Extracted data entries
-- -- --
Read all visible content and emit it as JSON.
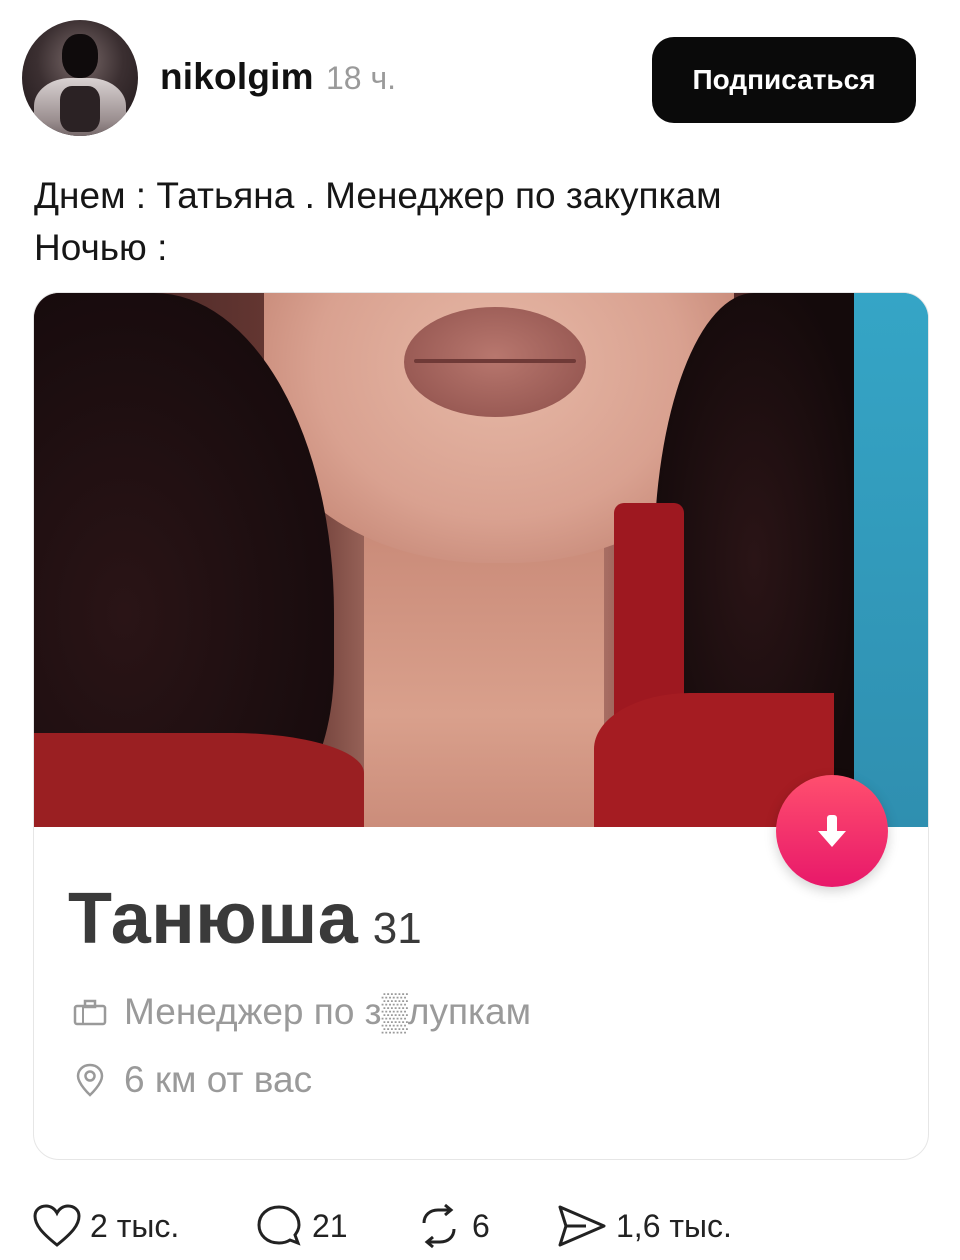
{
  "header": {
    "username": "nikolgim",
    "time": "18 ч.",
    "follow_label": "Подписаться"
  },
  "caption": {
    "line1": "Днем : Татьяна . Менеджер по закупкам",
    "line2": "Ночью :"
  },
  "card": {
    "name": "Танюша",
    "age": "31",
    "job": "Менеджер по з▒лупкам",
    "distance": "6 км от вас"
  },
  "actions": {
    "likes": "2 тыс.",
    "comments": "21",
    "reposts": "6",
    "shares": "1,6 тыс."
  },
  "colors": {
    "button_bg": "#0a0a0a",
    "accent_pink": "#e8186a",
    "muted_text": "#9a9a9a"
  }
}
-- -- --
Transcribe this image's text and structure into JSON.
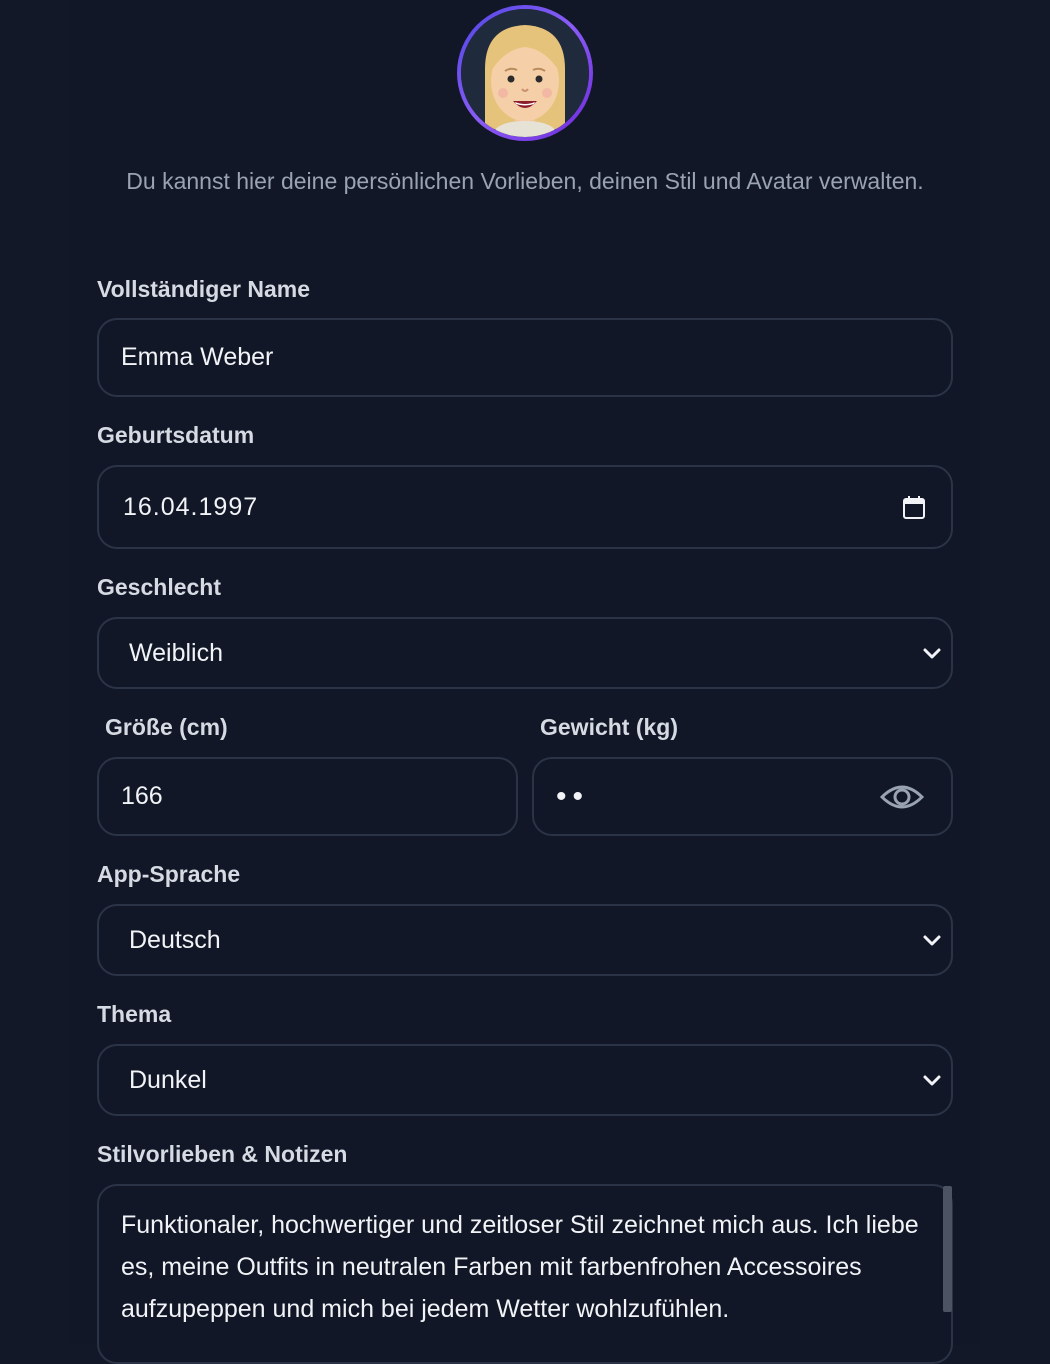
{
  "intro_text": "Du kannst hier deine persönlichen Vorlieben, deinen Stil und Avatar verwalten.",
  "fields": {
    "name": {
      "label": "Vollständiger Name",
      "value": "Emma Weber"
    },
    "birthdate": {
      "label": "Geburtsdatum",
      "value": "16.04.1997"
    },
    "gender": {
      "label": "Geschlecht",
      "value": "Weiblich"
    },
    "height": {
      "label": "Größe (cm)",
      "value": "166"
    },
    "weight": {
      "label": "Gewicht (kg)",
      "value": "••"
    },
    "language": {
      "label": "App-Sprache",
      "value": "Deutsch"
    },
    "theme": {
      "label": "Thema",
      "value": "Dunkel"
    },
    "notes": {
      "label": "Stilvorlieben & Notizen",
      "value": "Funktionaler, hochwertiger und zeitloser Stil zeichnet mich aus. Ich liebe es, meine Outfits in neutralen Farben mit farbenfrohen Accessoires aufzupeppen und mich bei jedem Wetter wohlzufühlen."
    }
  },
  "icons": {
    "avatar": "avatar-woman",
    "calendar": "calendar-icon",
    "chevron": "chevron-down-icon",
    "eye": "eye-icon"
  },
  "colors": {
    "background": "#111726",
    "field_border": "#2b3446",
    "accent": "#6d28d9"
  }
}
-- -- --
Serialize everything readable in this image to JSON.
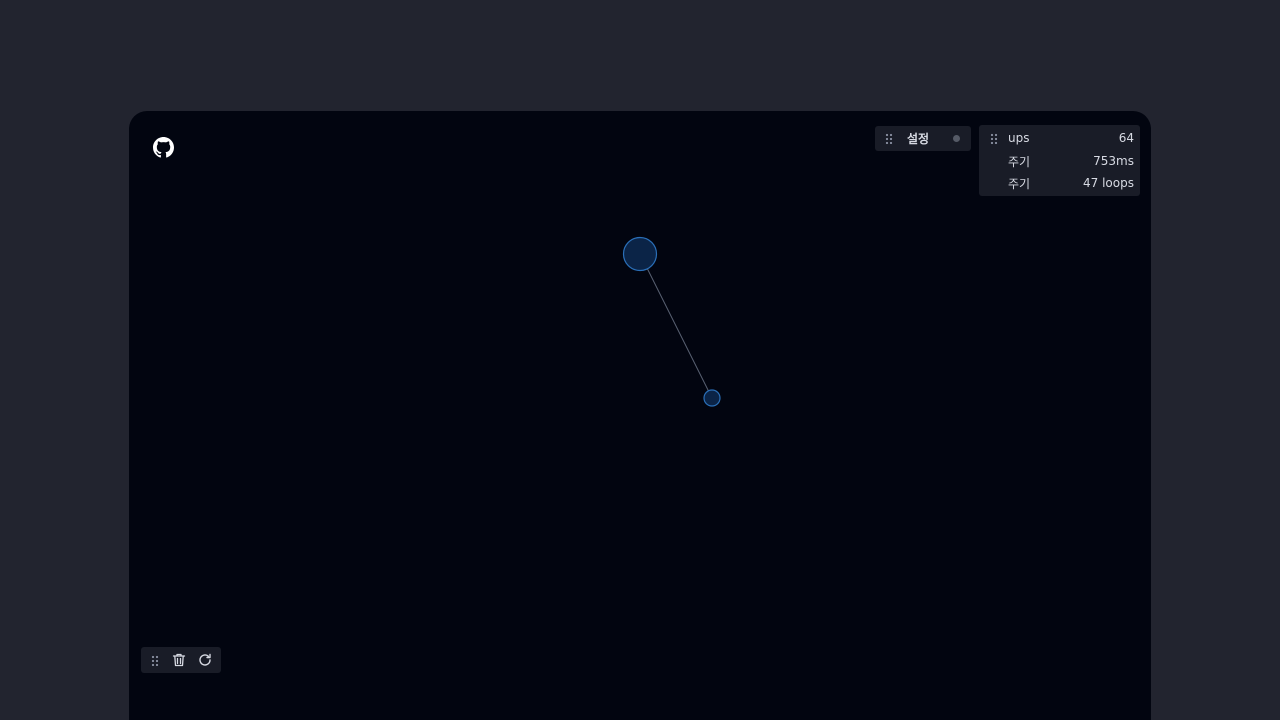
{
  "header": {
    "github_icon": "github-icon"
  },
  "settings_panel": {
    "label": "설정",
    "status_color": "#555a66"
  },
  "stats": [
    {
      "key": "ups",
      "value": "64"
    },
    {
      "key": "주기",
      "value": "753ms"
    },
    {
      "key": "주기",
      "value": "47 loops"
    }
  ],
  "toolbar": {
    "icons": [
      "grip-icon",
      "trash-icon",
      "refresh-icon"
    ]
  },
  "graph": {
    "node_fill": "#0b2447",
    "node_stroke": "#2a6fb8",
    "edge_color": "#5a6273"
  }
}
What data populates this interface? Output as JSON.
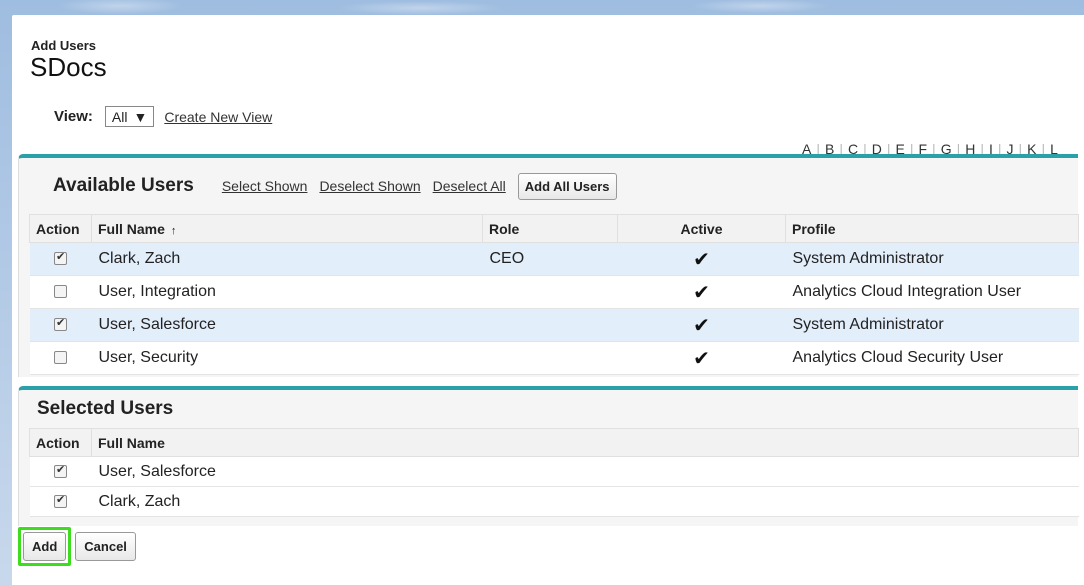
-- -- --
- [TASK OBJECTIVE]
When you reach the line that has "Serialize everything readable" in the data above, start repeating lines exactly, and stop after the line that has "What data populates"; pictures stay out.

- [FINISHED EXERCISE]
Serialize everything readable in this image to JSON.
{
  "header": {
    "github_icon": "github-icon"
  },
  "settings_panel": {
    "label": "설정",
    "status_color": "#555a66"
  },
  "stats": [
    {
      "key": "ups",
      "value": "64"
    },
    {
      "key": "주기",
      "value": "753ms"
    },
    {
      "key": "주기",
      "value": "47 loops"
    }
  ],
  "toolbar": {
    "icons": [
      "grip-icon",
      "trash-icon",
      "refresh-icon"
    ]
  },
  "graph": {
    "node_fill": "#0b2447",
    "node_stroke": "#2a6fb8",
    "edge_color": "#5a6273"
  }
}
What data populates this interface? Output as JSON.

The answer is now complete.